How much Did this cost to build and how is it being paid for?
Total project costs, including engineering and construction, are $43 million. Those costs have been financed through the sale of revenue bonds. Paying off the bonds related to funding this project will result in an increase of about $5 on an average customer’s monthly bill.
Will the new filters cost more to operate?
Yes, annual operating costs for the new filters are estimated to $3.7 million in Fiscal Year 2023 and at least $5 million in subsequent years.
Did CFPUA take Interim measures to reduce pfas before these new filters?
Yes, CFPUA already had GAC filters before our deep-bed filters came online in 2022. They are significantly smaller than the ones that will be constructed, however, and have been operated in a different manner. The existing GAC filters have been used in biological mode, where biofilm is allowed to form, enhancing Sweeney’s ability to remove disinfection byproducts, 1,4-dioxane, and other constituents. They can be used to achieve some PFAS reduction, however, if the GAC media is replaced more frequently.
In late 2018, CFPUA began a program to replace the GAC in the existing filters a few at a time. GAC is being replaced in seven of the 14 in November and December and in the remaining seven in March and April. Recent sampling has indicated that work has been successful in reducing levels of PFAS compounds.
This phased replacement strategy will continue until the new, deeper GAC filters come online in 2022, but it isn’t suited as a long-term solution, given the limited PFAS removal and our need to retain the benefits from operating the existing filters in biological mode.
Now that the new deep-bed filters are online, the existing 14 that had served as an interim measure will be returned to full biological mode, requiring less-frequent replacement.
Why aren’t the companies responsible for the PFAS compounds affecting the water paying to address this problem?
CFPUA has been asking that question since 2017, when Chemours representatives told our community that operations at its Fayetteville Works plant had been discharging PFAS compounds to the Cape Fear River. Those discharges also occurred under DuPont, which created Chemours, and dated to about 1980.
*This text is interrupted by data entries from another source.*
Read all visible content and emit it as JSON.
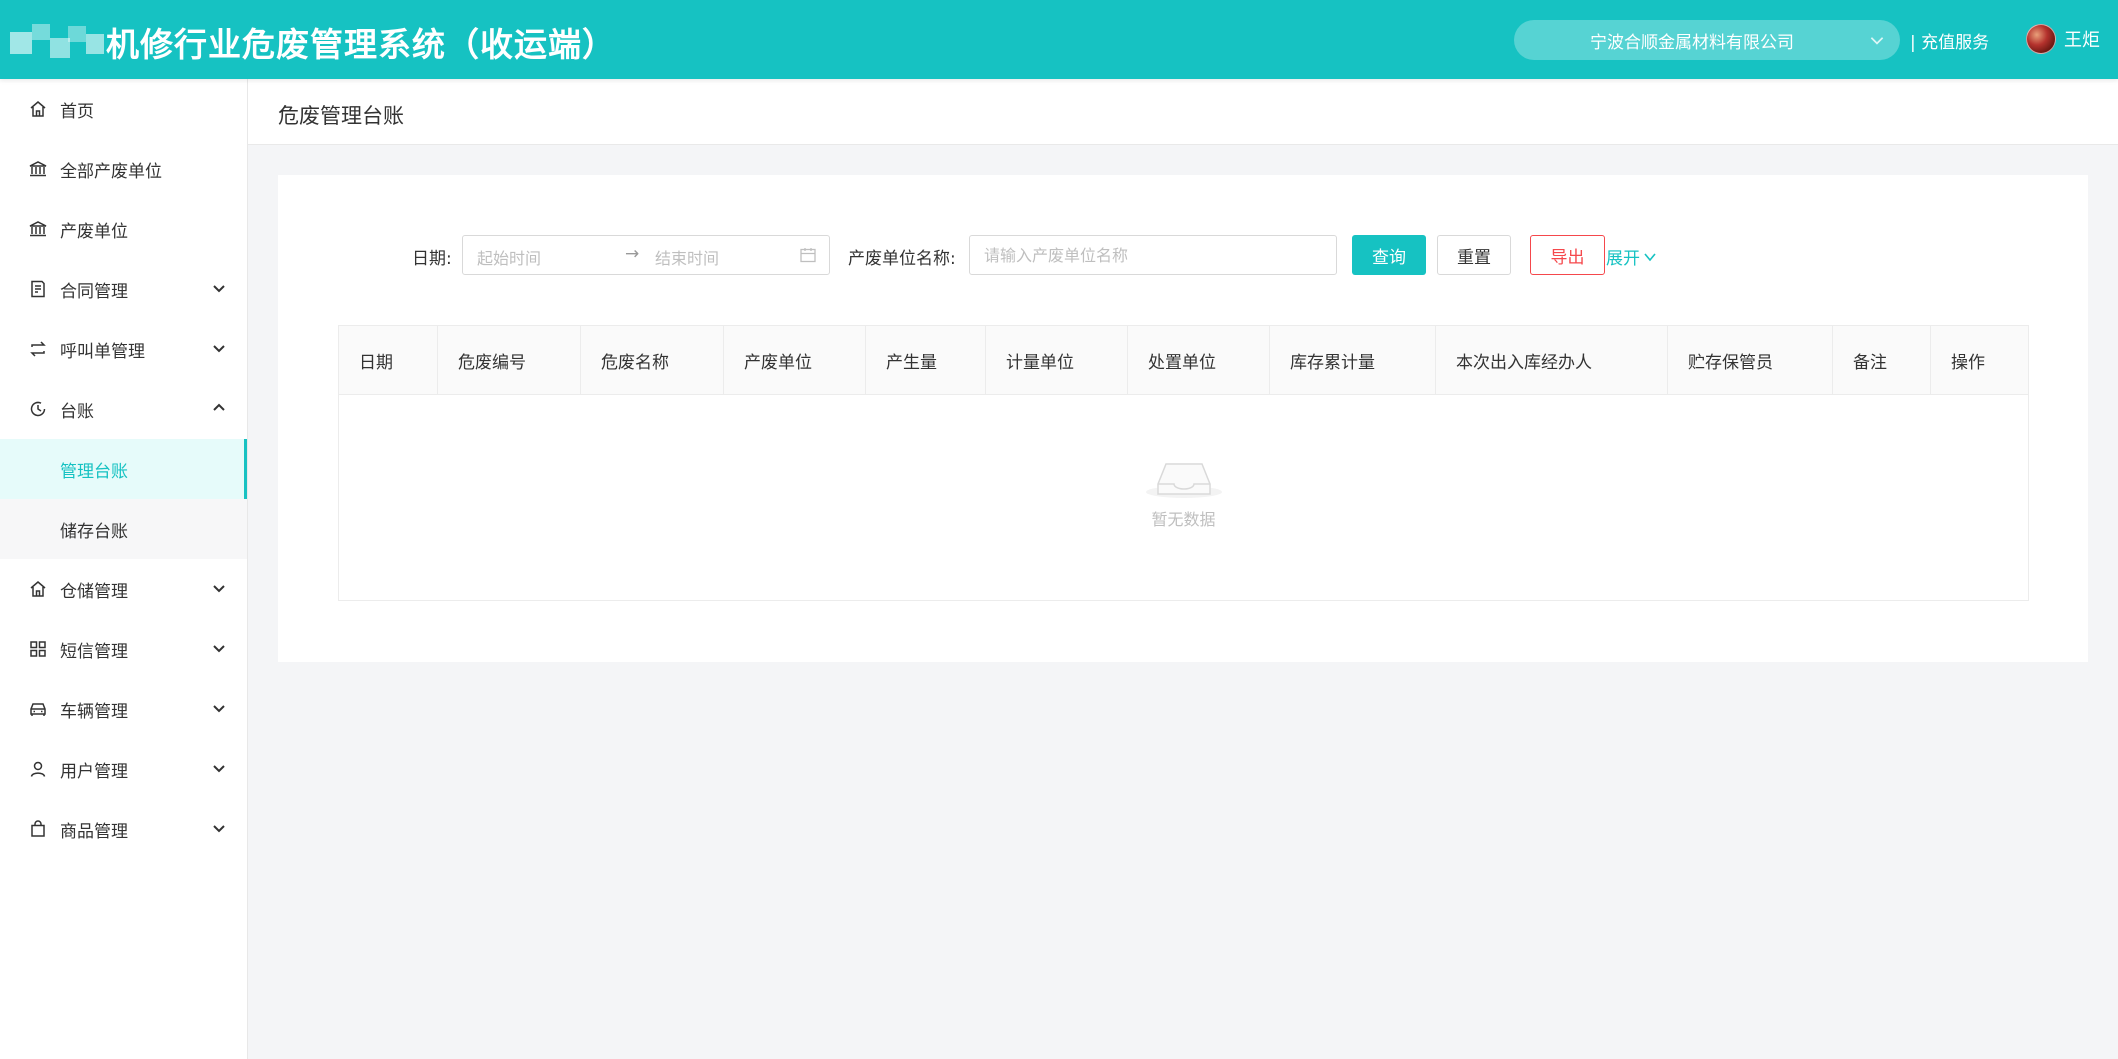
{
  "header": {
    "title": "机修行业危废管理系统（收运端）",
    "company": "宁波合顺金属材料有限公司",
    "recharge_label": "| 充值服务",
    "username": "王炬"
  },
  "sidebar": {
    "items": [
      {
        "label": "首页"
      },
      {
        "label": "全部产废单位"
      },
      {
        "label": "产废单位"
      },
      {
        "label": "合同管理"
      },
      {
        "label": "呼叫单管理"
      },
      {
        "label": "台账"
      },
      {
        "label": "管理台账"
      },
      {
        "label": "储存台账"
      },
      {
        "label": "仓储管理"
      },
      {
        "label": "短信管理"
      },
      {
        "label": "车辆管理"
      },
      {
        "label": "用户管理"
      },
      {
        "label": "商品管理"
      }
    ]
  },
  "page": {
    "title": "危废管理台账"
  },
  "filters": {
    "date_label": "日期:",
    "start_placeholder": "起始时间",
    "range_separator": "→",
    "end_placeholder": "结束时间",
    "unit_label": "产废单位名称:",
    "unit_placeholder": "请输入产废单位名称",
    "query_label": "查询",
    "reset_label": "重置",
    "export_label": "导出",
    "expand_label": "展开"
  },
  "table": {
    "columns": [
      "日期",
      "危废编号",
      "危废名称",
      "产废单位",
      "产生量",
      "计量单位",
      "处置单位",
      "库存累计量",
      "本次出入库经办人",
      "贮存保管员",
      "备注",
      "操作"
    ],
    "empty_text": "暂无数据"
  },
  "colors": {
    "primary": "#16c2c2",
    "danger": "#f5484c"
  }
}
CFPUA believes Chemours and DuPont should be taking financial responsibility for the results of their decades of PFAS releases. As the companies have yet to own up to that responsibility, CFPUA has filed a lawsuit in federal court seeking to force them to pay. That lawsuit is pending.
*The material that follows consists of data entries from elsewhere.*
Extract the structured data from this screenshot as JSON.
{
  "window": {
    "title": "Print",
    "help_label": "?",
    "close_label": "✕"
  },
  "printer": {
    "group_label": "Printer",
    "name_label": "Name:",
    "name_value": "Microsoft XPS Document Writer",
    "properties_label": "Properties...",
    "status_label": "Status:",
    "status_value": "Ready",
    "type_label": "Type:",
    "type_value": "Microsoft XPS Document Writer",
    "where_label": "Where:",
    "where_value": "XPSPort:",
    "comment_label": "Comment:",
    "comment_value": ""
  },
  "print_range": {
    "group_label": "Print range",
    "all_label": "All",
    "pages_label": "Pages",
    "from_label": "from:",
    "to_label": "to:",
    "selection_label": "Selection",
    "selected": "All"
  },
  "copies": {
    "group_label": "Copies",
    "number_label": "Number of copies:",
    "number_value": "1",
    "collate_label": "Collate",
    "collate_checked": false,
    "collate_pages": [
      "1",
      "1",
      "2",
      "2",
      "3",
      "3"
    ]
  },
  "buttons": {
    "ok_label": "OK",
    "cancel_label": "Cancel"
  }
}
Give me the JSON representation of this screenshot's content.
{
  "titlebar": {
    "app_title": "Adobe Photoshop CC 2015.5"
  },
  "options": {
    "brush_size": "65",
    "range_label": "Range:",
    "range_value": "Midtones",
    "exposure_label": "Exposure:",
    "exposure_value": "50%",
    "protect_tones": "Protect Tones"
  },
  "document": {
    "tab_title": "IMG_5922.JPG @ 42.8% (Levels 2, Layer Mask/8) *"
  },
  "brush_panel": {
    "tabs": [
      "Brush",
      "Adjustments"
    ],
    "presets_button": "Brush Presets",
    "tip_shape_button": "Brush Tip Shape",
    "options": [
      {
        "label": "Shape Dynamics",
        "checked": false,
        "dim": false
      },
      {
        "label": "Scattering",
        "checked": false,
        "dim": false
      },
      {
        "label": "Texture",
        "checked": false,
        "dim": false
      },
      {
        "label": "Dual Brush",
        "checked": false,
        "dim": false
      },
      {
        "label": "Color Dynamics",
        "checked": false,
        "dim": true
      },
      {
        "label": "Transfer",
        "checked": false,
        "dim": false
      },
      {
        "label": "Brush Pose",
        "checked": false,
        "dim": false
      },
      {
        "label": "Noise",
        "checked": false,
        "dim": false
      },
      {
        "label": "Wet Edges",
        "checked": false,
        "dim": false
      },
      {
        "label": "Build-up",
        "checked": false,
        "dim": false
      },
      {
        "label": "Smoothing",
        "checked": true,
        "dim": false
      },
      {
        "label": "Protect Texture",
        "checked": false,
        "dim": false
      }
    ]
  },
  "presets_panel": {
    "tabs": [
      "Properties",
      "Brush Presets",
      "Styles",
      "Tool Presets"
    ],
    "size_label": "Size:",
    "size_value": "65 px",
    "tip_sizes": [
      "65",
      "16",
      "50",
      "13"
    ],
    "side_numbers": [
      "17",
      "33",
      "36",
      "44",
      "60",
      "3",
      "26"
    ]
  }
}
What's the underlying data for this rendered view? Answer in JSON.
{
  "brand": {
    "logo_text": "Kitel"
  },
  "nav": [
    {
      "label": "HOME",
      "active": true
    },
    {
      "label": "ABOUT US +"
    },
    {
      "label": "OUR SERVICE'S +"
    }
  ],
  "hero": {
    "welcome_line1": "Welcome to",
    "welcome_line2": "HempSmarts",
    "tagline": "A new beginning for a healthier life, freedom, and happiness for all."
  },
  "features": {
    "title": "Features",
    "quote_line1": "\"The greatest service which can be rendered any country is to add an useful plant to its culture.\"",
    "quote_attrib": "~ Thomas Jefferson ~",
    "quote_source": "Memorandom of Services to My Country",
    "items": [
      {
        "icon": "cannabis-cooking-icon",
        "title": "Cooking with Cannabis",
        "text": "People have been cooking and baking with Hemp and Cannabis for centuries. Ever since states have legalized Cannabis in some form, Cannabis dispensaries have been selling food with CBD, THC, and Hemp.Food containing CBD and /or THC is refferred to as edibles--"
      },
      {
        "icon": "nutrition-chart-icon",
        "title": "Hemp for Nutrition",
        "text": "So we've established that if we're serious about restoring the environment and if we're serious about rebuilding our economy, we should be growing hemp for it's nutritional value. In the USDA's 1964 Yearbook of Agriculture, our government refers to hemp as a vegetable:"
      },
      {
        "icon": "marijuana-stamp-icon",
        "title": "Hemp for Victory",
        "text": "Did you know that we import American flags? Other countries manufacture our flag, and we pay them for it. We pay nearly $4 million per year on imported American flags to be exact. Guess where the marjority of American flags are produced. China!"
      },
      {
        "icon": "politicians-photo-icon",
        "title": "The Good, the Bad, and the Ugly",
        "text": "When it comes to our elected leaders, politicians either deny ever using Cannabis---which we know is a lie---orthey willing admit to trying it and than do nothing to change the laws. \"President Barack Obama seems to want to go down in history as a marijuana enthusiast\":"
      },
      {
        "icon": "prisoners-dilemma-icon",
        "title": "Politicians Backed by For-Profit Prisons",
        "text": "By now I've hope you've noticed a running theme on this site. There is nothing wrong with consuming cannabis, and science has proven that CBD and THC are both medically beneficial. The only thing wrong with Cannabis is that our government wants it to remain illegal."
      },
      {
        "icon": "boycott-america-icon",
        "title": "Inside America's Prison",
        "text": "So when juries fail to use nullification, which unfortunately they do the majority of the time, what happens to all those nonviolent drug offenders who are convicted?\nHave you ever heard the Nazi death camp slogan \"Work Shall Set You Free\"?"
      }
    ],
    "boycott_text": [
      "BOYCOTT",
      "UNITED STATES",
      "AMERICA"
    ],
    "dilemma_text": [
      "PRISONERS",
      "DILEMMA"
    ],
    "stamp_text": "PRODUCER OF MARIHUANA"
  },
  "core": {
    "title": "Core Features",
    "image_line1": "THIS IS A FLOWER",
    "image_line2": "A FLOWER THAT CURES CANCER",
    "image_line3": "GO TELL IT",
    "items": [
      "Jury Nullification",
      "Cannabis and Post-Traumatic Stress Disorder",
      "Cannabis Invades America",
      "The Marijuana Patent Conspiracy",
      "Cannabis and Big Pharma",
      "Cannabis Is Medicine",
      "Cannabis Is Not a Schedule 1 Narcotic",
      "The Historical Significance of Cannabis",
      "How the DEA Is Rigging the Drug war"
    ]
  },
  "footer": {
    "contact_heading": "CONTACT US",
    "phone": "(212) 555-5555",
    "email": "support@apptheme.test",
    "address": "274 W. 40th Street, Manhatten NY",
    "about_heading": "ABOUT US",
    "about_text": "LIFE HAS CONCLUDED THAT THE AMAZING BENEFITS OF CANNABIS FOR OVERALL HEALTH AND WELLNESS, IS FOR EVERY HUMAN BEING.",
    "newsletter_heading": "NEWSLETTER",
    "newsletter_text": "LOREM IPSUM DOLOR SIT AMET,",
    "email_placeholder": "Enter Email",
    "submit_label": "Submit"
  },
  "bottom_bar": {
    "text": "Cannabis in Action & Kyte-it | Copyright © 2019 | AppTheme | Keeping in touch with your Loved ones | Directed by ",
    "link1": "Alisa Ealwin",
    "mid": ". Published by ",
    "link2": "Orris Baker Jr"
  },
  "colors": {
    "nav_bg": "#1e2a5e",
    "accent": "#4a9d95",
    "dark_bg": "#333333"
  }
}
What would happen if CFPUA won its lawsuit against Chemours and DuPont?
Resolution of the lawsuit likely is several years away, and predicting what that might entail, including any monetary award, is very difficult.
CFPUA is public entity, funded by ratepayers and operating without any profit. CFPUA customers would be the beneficiaries of any award received from the lawsuit.
Why not wait to see what happens with the lawsuit?
The outcome of any lawsuit is uncertain, from the verdict to any potential award. Resolution also may take a significant time, likely several years. Moving forward is the right decision for the community, now and in the future, regardless of what may happen with the lawsuit. We are building these upgrades to reduce PFAS compounds that are in water we draw from the Cape Fear River. Those PFAS compounds are likely to remain in the river for years to come.
Research into human health effects from PFAS has been limited, focused mainly to older compounds such as PFOA and PFOS. For those, scientists have sufficient data to state they pose a number of risks to human health, including effects on the liver, development, and immune system, and they may be carcinogenic.
Less data exists for “short-chain” PFAS such as GenX and the other PFAS tied to Chemours and DuPont, but the volume of data grows daily and leads researchers to believe these may pose similar health risks to humans.
Dr. Jamie Dewitt, an associate professor in the Department of Pharmacology & Toxicology at East Carolina University, has said: “Taking steps now to reduce exposure to all PFAS as much as possible will reduce the probability of health effects from long-term exposures.”